▶ **YOUR OBJECTIVE**: Report every line below that carries the word "baht".

▶ **DATA UNDER STUDY**:
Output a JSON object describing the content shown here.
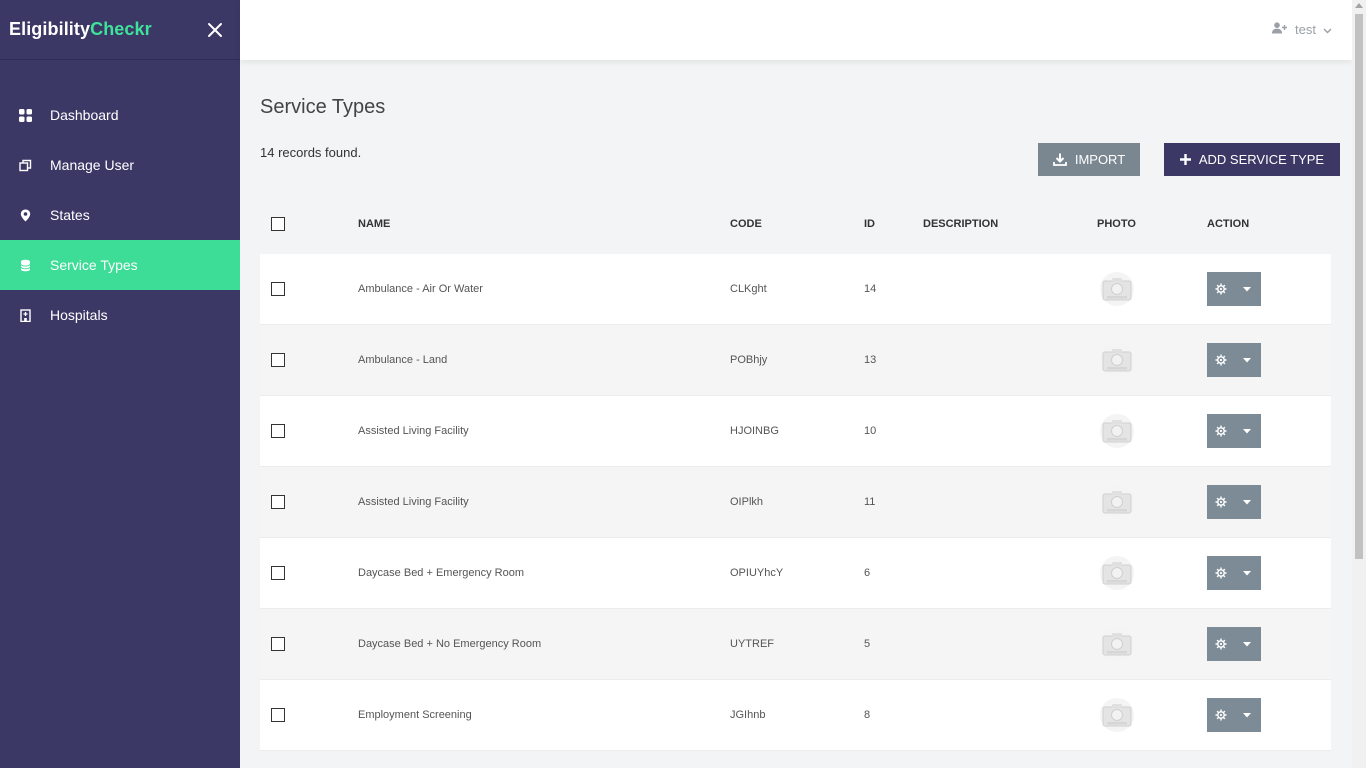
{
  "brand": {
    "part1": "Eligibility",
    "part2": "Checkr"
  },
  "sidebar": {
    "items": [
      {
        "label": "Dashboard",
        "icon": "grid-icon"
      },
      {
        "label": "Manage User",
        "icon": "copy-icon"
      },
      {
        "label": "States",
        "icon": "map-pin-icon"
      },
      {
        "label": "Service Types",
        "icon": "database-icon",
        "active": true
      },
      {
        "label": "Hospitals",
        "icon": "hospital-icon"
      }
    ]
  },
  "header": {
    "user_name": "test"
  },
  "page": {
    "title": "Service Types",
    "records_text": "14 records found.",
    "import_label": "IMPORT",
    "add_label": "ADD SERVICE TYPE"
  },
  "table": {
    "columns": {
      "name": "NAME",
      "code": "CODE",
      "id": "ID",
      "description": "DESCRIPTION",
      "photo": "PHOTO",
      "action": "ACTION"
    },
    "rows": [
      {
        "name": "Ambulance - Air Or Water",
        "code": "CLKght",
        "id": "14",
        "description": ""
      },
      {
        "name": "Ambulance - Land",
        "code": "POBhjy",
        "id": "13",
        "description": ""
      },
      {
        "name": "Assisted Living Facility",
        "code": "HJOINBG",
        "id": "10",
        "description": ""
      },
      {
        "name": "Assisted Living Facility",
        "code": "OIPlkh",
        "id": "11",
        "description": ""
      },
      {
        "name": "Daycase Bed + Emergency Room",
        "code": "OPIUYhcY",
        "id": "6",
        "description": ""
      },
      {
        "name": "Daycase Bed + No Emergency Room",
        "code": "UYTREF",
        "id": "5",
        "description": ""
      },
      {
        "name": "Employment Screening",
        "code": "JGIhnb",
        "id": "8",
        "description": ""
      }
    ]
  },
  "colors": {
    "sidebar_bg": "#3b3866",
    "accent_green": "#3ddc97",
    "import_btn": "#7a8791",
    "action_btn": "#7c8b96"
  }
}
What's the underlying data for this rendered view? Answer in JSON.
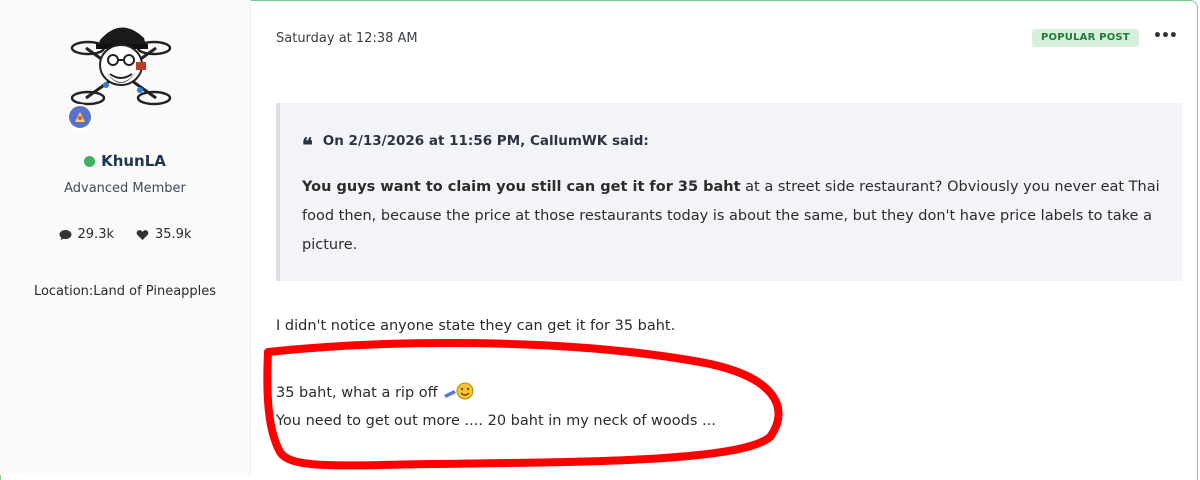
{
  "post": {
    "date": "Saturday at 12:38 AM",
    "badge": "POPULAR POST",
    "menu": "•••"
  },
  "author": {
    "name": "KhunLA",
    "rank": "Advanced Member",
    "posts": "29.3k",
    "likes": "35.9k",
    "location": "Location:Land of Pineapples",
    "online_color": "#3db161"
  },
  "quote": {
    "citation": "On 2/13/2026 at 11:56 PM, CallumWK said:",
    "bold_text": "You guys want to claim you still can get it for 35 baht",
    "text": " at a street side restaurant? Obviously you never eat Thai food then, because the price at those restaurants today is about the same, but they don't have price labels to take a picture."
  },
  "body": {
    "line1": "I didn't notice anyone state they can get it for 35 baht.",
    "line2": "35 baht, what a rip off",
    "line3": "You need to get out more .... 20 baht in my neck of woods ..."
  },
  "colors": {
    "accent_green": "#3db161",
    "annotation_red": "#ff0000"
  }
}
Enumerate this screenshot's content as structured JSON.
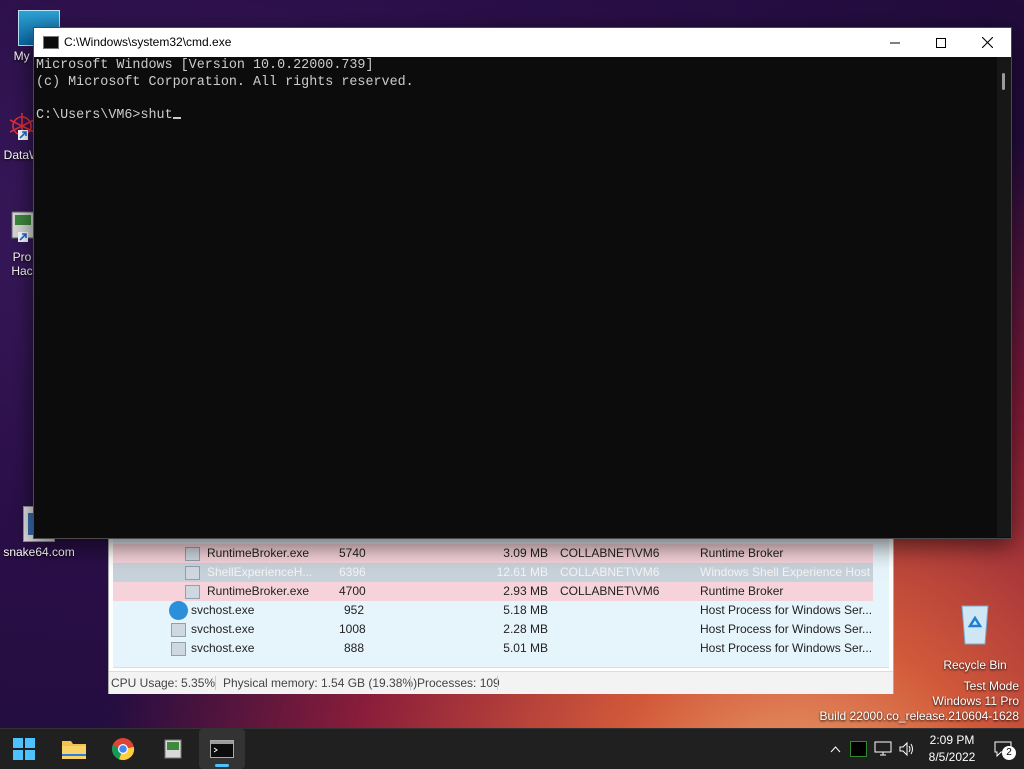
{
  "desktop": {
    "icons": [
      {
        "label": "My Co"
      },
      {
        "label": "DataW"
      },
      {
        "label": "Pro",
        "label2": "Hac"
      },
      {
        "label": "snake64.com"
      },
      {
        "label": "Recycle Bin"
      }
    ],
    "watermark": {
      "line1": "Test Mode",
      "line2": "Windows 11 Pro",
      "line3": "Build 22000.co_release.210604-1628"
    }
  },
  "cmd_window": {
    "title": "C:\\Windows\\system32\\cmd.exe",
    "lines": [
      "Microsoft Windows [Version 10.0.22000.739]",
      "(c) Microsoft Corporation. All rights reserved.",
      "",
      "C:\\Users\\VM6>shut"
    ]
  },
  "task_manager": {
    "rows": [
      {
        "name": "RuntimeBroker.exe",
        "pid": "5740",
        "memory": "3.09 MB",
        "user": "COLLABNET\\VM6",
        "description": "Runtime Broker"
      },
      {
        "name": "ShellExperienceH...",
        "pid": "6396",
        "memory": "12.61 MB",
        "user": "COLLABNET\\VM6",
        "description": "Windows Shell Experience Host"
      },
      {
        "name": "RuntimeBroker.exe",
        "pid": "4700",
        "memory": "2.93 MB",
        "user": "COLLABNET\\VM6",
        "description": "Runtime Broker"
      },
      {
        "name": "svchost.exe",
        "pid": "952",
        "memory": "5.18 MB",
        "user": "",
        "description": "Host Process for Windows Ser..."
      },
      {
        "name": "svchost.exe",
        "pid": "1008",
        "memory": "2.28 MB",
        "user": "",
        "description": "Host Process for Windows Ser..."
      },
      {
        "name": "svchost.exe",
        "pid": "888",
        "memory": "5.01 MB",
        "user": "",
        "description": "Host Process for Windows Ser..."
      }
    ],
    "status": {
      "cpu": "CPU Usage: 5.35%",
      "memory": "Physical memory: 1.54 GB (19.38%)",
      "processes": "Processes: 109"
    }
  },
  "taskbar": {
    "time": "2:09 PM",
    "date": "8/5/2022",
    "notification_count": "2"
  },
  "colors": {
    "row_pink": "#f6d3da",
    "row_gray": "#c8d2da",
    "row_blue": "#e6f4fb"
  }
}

▶ **PROBLEM SOLUTION**:
    "bold_text": "You guys want to claim you still can get it for 35 baht",
    "line1": "I didn't notice anyone state they can get it for 35 baht.",
    "line2": "35 baht, what a rip off",
    "line3": "You need to get out more .... 20 baht in my neck of woods ..."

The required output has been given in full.